On the other hand, there are some areas like reducing the costs of medical malpractice insurance where you do agree with me. If I'm taking some of your ideas and giving you credit for good ideas, the fact that you didn't get 100 percent can't be a reason every single time to oppose my position.
And if that is how bipartisanship is defined, a situation in which basically, wherever there are philosophical differences, I have to simply go along with ideas that have been rejected by the American people in a historic election, you know, we're probably not going to make progress.
If, on the other hand, the definition is that we're open to each other's ideas, there are going to be differences, the majority will probably be determinative when it comes to resolving just hard, core differences that we can't resolve, but there is a whole host of other areas where we can work together, then I think we can make progress.
Q: Is the Republican Party in the desperate straits that Arlen Specter seems to think it is?
OBAMA: You know, politics in America changes very quick. And I'm a big believer that things are never as good as they seem and never as bad as they seem.
You're talking to a guy who was 30 points down in the polls during a — a primary in Iowa. So — so I never — I don't believe in crystal balls.
I do think that our administration has taken some steps that have restored confidence in the American people that we're moving in the right direction and that simply opposing our approach on every front is probably not a good political strategy.

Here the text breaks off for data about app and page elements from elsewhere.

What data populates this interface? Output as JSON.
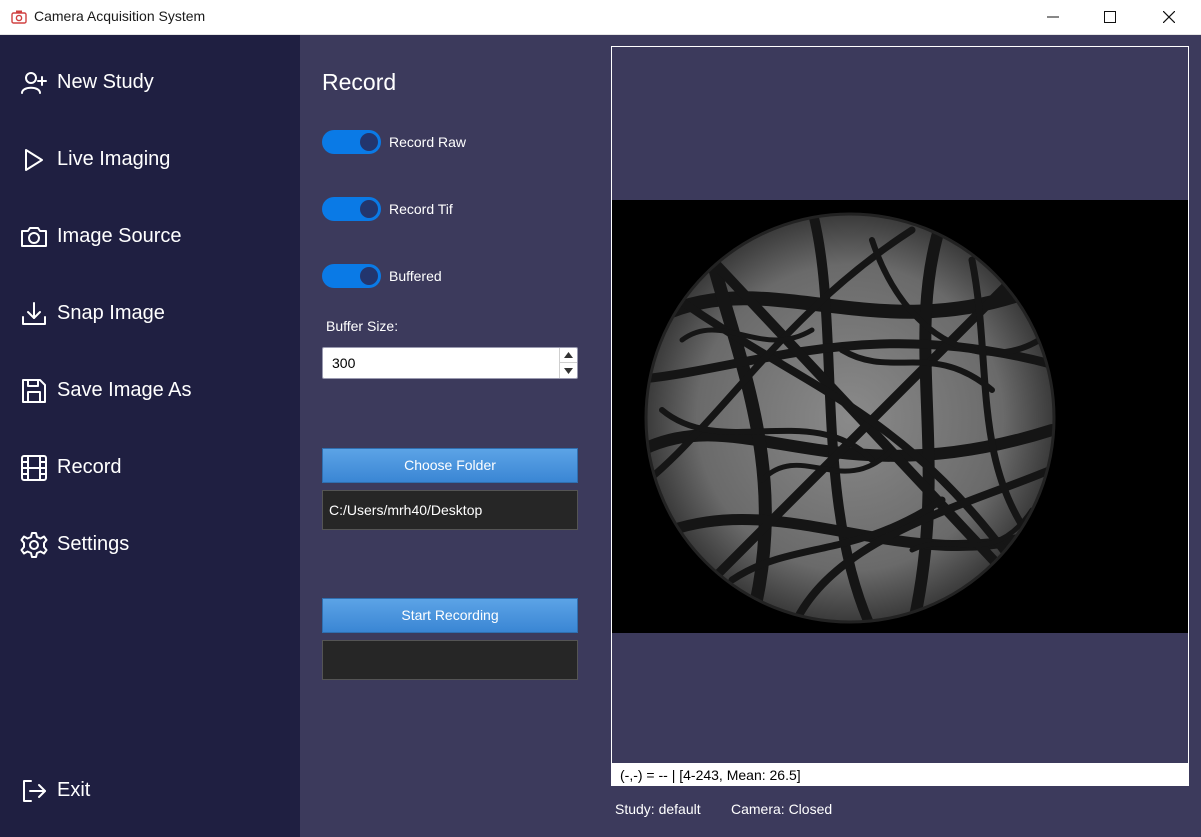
{
  "window": {
    "title": "Camera Acquisition System",
    "icon": "camera-app-icon"
  },
  "sidebar": {
    "items": [
      {
        "label": "New Study",
        "icon": "add-user-icon"
      },
      {
        "label": "Live Imaging",
        "icon": "play-icon"
      },
      {
        "label": "Image Source",
        "icon": "camera-icon"
      },
      {
        "label": "Snap Image",
        "icon": "download-icon"
      },
      {
        "label": "Save Image As",
        "icon": "save-icon"
      },
      {
        "label": "Record",
        "icon": "film-icon"
      },
      {
        "label": "Settings",
        "icon": "gear-icon"
      }
    ],
    "exit": {
      "label": "Exit",
      "icon": "exit-icon"
    }
  },
  "record_panel": {
    "title": "Record",
    "toggles": [
      {
        "label": "Record Raw",
        "on": true
      },
      {
        "label": "Record Tif",
        "on": true
      },
      {
        "label": "Buffered",
        "on": true
      }
    ],
    "buffer_size_label": "Buffer Size:",
    "buffer_size_value": "300",
    "choose_folder_label": "Choose Folder",
    "folder_path": "C:/Users/mrh40/Desktop",
    "start_recording_label": "Start Recording",
    "recording_status": ""
  },
  "viewer": {
    "status_line": "(-,-) = -- | [4-243, Mean: 26.5]",
    "study": "Study: default",
    "camera": "Camera: Closed"
  },
  "colors": {
    "sidebar_bg": "#1f1f41",
    "panel_bg": "#3c3a5c",
    "toggle_on": "#0a7ae6",
    "button": "#4a95dd"
  }
}
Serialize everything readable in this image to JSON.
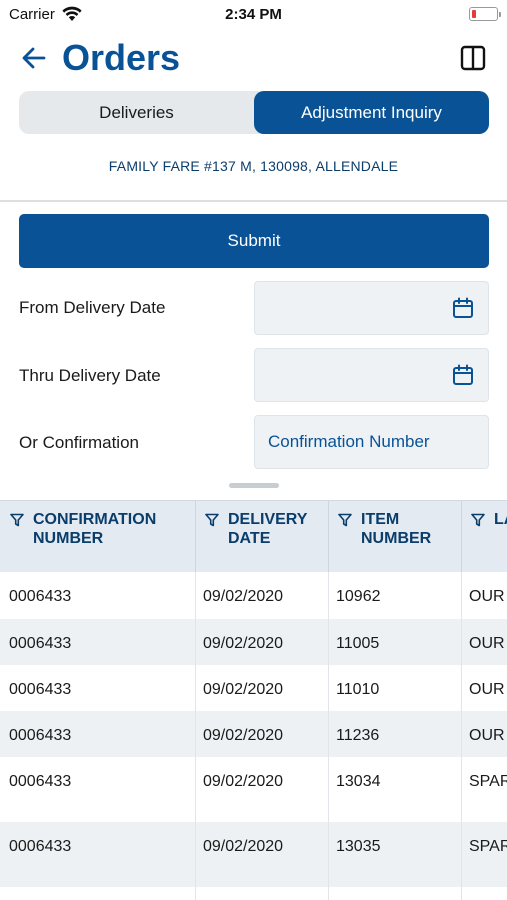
{
  "status_bar": {
    "carrier": "Carrier",
    "time": "2:34 PM"
  },
  "header": {
    "title": "Orders"
  },
  "tabs": [
    {
      "label": "Deliveries",
      "selected": false
    },
    {
      "label": "Adjustment Inquiry",
      "selected": true
    }
  ],
  "store": "FAMILY FARE #137 M, 130098, ALLENDALE",
  "form": {
    "submit_label": "Submit",
    "from_label": "From Delivery Date",
    "thru_label": "Thru Delivery Date",
    "confirmation_label": "Or Confirmation",
    "confirmation_placeholder": "Confirmation Number"
  },
  "table": {
    "columns": [
      "CONFIRMATION NUMBER",
      "DELIVERY DATE",
      "ITEM NUMBER",
      "LA"
    ],
    "column_lines": [
      [
        "CONFIRMATION",
        "NUMBER"
      ],
      [
        "DELIVERY",
        "DATE"
      ],
      [
        "ITEM",
        "NUMBER"
      ],
      [
        "LA",
        ""
      ]
    ],
    "rows": [
      [
        "0006433",
        "09/02/2020",
        "10962",
        "OUR"
      ],
      [
        "0006433",
        "09/02/2020",
        "11005",
        "OUR"
      ],
      [
        "0006433",
        "09/02/2020",
        "11010",
        "OUR"
      ],
      [
        "0006433",
        "09/02/2020",
        "11236",
        "OUR"
      ],
      [
        "0006433",
        "09/02/2020",
        "13034",
        "SPAR"
      ],
      [
        "0006433",
        "09/02/2020",
        "13035",
        "SPAR"
      ]
    ]
  },
  "colors": {
    "primary": "#0a5296",
    "segment_bg": "#e5e9ec",
    "header_bg": "#e3eaf1",
    "battery_low": "#e23c3c"
  }
}
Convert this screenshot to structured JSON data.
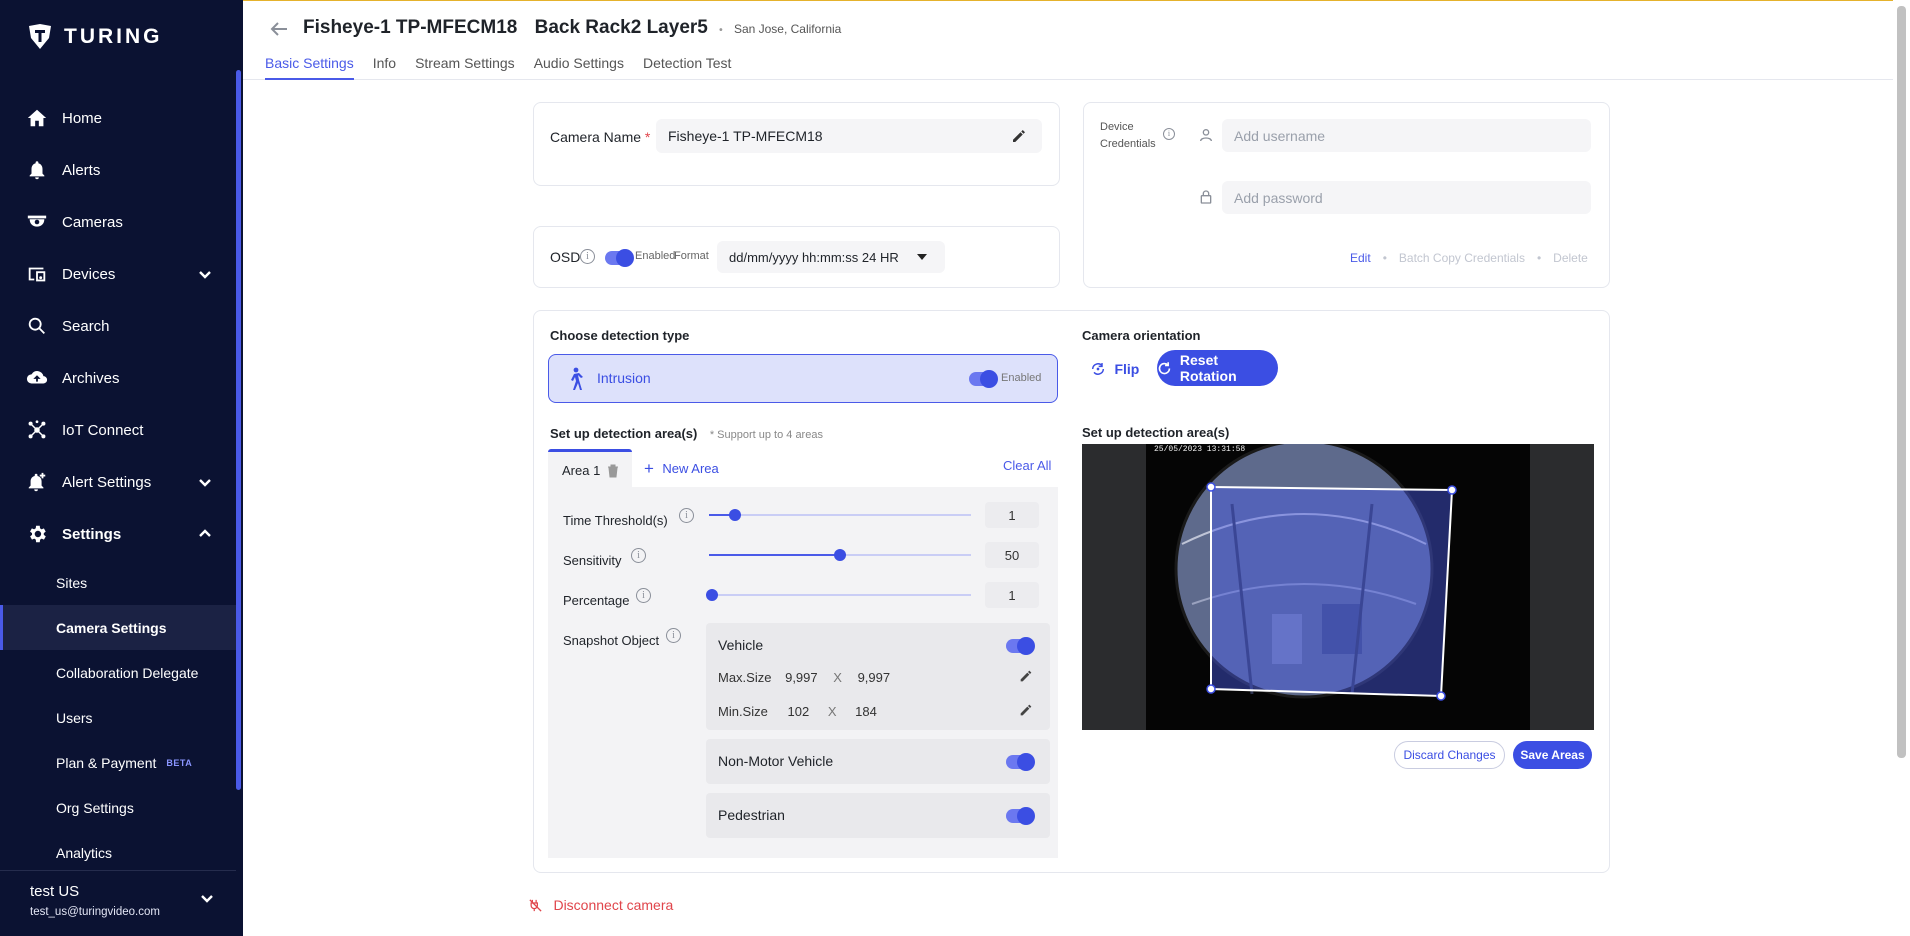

Q: Thank you, Mr. President. In a couple of weeks, you're going to be giving the commencement at Notre Dame. And, as you know, this has caused a lot of controversy among Catholics who are opposed to your position on abortion.
As a candidate, you vowed that one of the very things you wanted to do was sign the Freedom of Choice Act, which, as you know, would eliminate federal, state and local restrictions on abortion. And at one point in the campaign when asked about abortion and life, you said that it was above — quote, above my pay grade.
Now that you've been president for 100 days, obviously, your pay grade is a little higher than when you were a senator.
Do you still hope that Congress quickly sends you the Freedom of Choice Act so you can sign it?
OBAMA: You know, the — my view on — on abortion, I think, has been very consistent. I think abortion is a moral issue and an ethical issue.
I think that those who are pro-choice make a mistake when they — if they suggest — and I don't want to create straw men here, but I think there are some who suggest that this is simply an issue about women's freedom and that there's no other considerations. I think, look, this is an issue that people have to wrestle with and families and individual women have to wrestle with.